• About this exercise: What is needed is an exact copy of the lines from the one containing "Output a JSON" through the last line of the records below, with no pictures.

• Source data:
------------------------------
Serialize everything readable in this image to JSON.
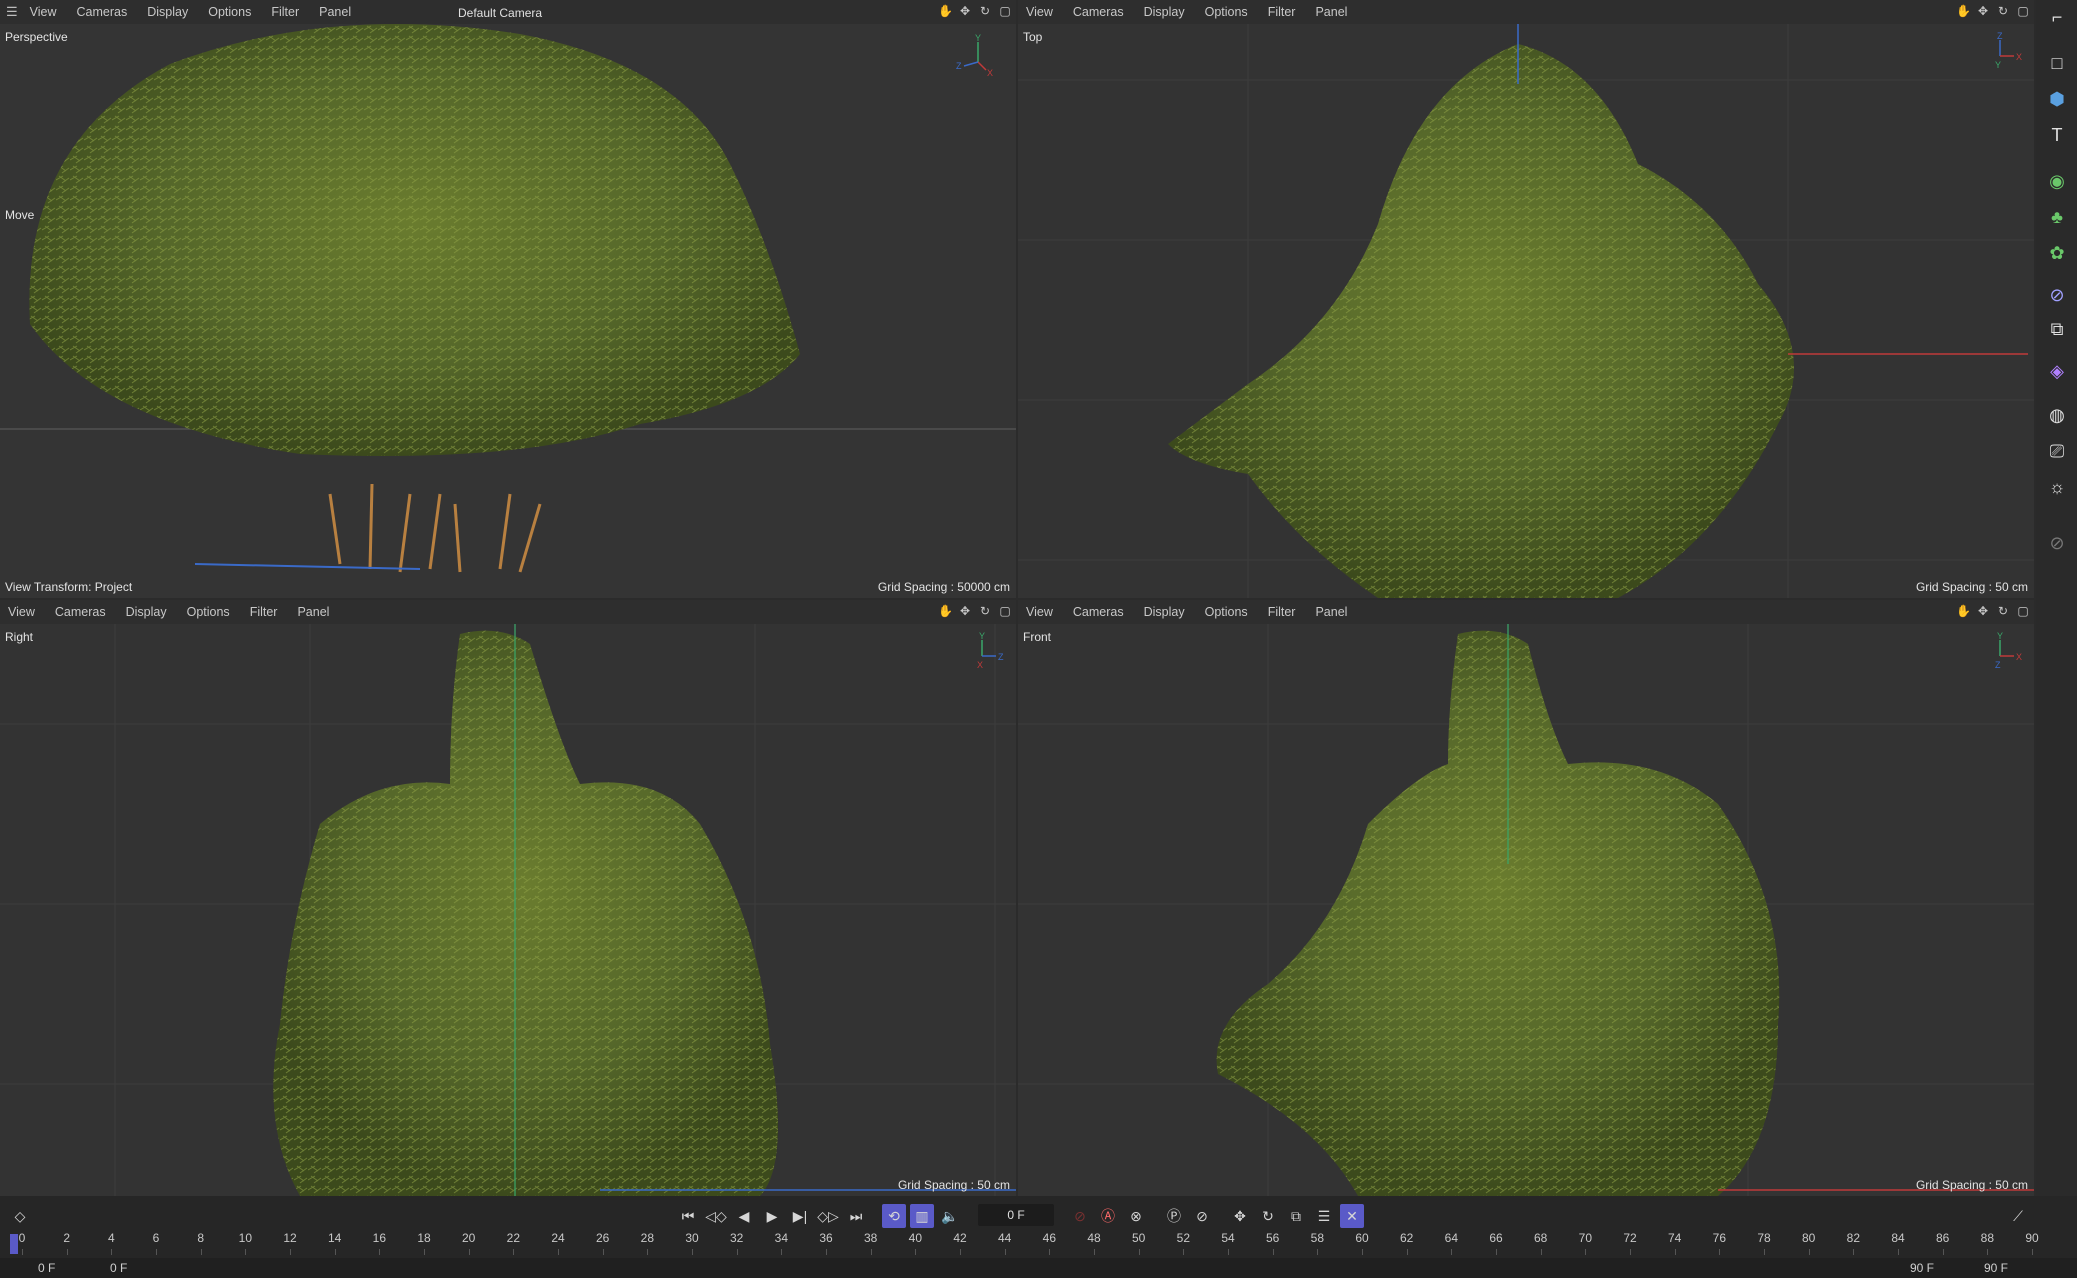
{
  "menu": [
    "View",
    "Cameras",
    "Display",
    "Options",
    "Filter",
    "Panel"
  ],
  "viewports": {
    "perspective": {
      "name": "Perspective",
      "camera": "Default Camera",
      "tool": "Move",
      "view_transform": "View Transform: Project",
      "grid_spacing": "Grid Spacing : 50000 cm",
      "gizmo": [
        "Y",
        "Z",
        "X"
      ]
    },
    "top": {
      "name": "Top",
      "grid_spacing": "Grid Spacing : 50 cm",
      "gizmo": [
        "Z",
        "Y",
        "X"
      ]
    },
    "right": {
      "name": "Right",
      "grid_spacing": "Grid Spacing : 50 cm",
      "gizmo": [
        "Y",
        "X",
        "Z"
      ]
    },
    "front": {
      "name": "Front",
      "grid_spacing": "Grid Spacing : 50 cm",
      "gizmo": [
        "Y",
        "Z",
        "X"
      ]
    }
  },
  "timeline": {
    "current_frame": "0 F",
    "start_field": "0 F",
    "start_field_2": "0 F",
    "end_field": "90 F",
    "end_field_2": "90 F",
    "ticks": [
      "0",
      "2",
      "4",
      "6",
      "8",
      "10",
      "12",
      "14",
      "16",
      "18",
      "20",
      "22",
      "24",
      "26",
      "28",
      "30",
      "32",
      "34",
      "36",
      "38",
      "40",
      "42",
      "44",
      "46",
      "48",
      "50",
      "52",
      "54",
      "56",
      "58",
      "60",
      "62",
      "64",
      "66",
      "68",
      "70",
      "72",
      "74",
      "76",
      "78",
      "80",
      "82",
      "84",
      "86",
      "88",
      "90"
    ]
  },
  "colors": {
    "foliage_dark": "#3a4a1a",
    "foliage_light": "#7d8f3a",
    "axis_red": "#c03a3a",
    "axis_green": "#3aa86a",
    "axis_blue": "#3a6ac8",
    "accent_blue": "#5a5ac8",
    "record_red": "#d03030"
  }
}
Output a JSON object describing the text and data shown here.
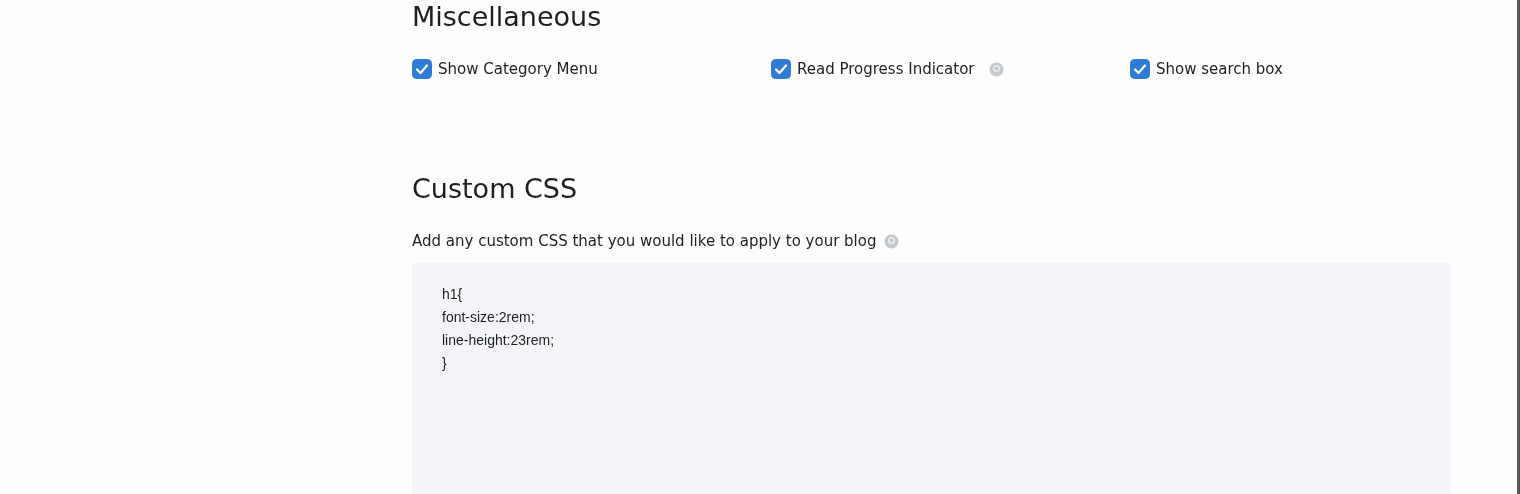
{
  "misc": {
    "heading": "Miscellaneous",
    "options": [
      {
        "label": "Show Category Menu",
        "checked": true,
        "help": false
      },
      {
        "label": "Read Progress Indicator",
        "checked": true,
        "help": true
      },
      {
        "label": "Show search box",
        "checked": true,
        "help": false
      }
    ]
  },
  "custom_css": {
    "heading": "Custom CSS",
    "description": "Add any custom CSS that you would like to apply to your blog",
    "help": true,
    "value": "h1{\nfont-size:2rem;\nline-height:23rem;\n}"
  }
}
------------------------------
• Solution for this exercise:
Output a JSON object describing the text and data shown here.
{
  "misc": {
    "heading": "Miscellaneous",
    "options": [
      {
        "label": "Show Category Menu",
        "checked": true,
        "help": false
      },
      {
        "label": "Read Progress Indicator",
        "checked": true,
        "help": true
      },
      {
        "label": "Show search box",
        "checked": true,
        "help": false
      }
    ]
  },
  "custom_css": {
    "heading": "Custom CSS",
    "description": "Add any custom CSS that you would like to apply to your blog",
    "help": true,
    "value": "h1{\nfont-size:2rem;\nline-height:23rem;\n}"
  }
}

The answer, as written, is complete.